Stored items
++++++

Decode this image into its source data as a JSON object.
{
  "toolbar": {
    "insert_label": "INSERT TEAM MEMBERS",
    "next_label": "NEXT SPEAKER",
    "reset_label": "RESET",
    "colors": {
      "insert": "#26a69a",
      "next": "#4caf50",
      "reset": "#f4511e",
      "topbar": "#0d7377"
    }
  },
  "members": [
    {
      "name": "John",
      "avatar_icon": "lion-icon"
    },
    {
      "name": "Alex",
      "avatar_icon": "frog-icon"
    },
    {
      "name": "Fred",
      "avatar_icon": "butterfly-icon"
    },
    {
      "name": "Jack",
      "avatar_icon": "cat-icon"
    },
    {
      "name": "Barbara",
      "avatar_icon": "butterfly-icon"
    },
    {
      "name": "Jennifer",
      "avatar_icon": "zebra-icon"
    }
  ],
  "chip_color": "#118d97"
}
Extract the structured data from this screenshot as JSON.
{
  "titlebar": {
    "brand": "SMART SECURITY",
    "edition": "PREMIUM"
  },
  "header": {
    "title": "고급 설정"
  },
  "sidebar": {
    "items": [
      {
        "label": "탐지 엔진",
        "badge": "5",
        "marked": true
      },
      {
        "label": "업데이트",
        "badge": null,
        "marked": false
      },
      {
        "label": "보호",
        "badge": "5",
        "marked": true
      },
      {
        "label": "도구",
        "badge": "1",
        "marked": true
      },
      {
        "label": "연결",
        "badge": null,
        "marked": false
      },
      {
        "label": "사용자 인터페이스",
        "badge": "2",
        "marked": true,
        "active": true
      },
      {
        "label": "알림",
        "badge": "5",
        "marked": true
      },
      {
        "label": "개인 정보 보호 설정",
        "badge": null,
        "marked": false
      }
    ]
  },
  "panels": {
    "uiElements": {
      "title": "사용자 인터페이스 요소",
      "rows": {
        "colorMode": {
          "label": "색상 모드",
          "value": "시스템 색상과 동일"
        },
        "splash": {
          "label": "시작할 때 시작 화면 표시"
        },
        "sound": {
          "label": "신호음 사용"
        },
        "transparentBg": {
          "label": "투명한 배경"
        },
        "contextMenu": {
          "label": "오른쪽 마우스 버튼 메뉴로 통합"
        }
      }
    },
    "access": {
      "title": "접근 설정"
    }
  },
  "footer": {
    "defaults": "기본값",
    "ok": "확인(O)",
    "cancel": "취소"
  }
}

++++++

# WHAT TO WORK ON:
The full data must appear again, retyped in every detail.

# RESPONSE TO THE TASK:
Decode this image into its source data as a JSON object.
{
  "toolbar": {
    "insert_label": "INSERT TEAM MEMBERS",
    "next_label": "NEXT SPEAKER",
    "reset_label": "RESET",
    "colors": {
      "insert": "#26a69a",
      "next": "#4caf50",
      "reset": "#f4511e",
      "topbar": "#0d7377"
    }
  },
  "members": [
    {
      "name": "John",
      "avatar_icon": "lion-icon"
    },
    {
      "name": "Alex",
      "avatar_icon": "frog-icon"
    },
    {
      "name": "Fred",
      "avatar_icon": "butterfly-icon"
    },
    {
      "name": "Jack",
      "avatar_icon": "cat-icon"
    },
    {
      "name": "Barbara",
      "avatar_icon": "butterfly-icon"
    },
    {
      "name": "Jennifer",
      "avatar_icon": "zebra-icon"
    }
  ],
  "chip_color": "#118d97"
}
Extract the structured data from this screenshot as JSON.
{
  "titlebar": {
    "brand": "SMART SECURITY",
    "edition": "PREMIUM"
  },
  "header": {
    "title": "고급 설정"
  },
  "sidebar": {
    "items": [
      {
        "label": "탐지 엔진",
        "badge": "5",
        "marked": true
      },
      {
        "label": "업데이트",
        "badge": null,
        "marked": false
      },
      {
        "label": "보호",
        "badge": "5",
        "marked": true
      },
      {
        "label": "도구",
        "badge": "1",
        "marked": true
      },
      {
        "label": "연결",
        "badge": null,
        "marked": false
      },
      {
        "label": "사용자 인터페이스",
        "badge": "2",
        "marked": true,
        "active": true
      },
      {
        "label": "알림",
        "badge": "5",
        "marked": true
      },
      {
        "label": "개인 정보 보호 설정",
        "badge": null,
        "marked": false
      }
    ]
  },
  "panels": {
    "uiElements": {
      "title": "사용자 인터페이스 요소",
      "rows": {
        "colorMode": {
          "label": "색상 모드",
          "value": "시스템 색상과 동일"
        },
        "splash": {
          "label": "시작할 때 시작 화면 표시"
        },
        "sound": {
          "label": "신호음 사용"
        },
        "transparentBg": {
          "label": "투명한 배경"
        },
        "contextMenu": {
          "label": "오른쪽 마우스 버튼 메뉴로 통합"
        }
      }
    },
    "access": {
      "title": "접근 설정"
    }
  },
  "footer": {
    "defaults": "기본값",
    "ok": "확인(O)",
    "cancel": "취소"
  }
}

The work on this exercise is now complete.